“We’ve got these really bad statistics of what happens when youth are not being supported. So by making health care accessible to trans youth and non-binary youth and queer youth in general … it’s a valuable lifeline,” she said. “It’s going to keep a lot of these youth alive.”

Katie Blair is the ACLU of Indiana’s director of advocacy and public policy. She says the ACLU has gathered advocates and activists for the last four years. But this year is even more important.

“Unfortunately this year, we’ve just seen an onslaught of anti-LGBTQ bills – three times the amount we’ve ever seen,” Blair said.

None of the bills have been called for a hearing, but Blair said the ACLU will be ready when they do.

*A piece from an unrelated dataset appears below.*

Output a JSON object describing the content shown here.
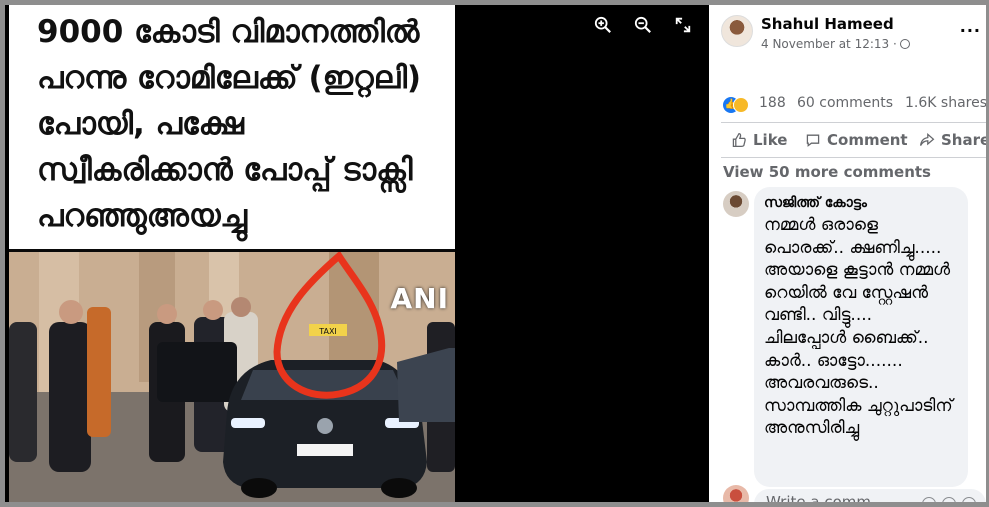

“Right now, we’re watching these bills like a hawk. As soon as one is scheduled, you can bet that you’re going to hear from us,” she said. “And there was a huge crowd out here today, and that crowd is going to be bigger and badder when those bills come up for a hearing.”

O’Haillin-Berne said there are serious consequences if these bills are signed into law.

“Indiana ranks second in the nation for youth who die by suicide in the nation. And I’m afraid that we could push that to number one if these go through,” she said.

Lauren is our digital editor. Contact her at or follow her on Twitter at @laurenechapman_.

Lauren is the digital editor for our statewide collaboration, and is based in Indianapolis at WFYI. Since starting for IPB News in 2016, she's covered everything from protests and COVID-19 to esports and policy. She's a proud Ball State University alumna and grew up on the west side of Indianapolis.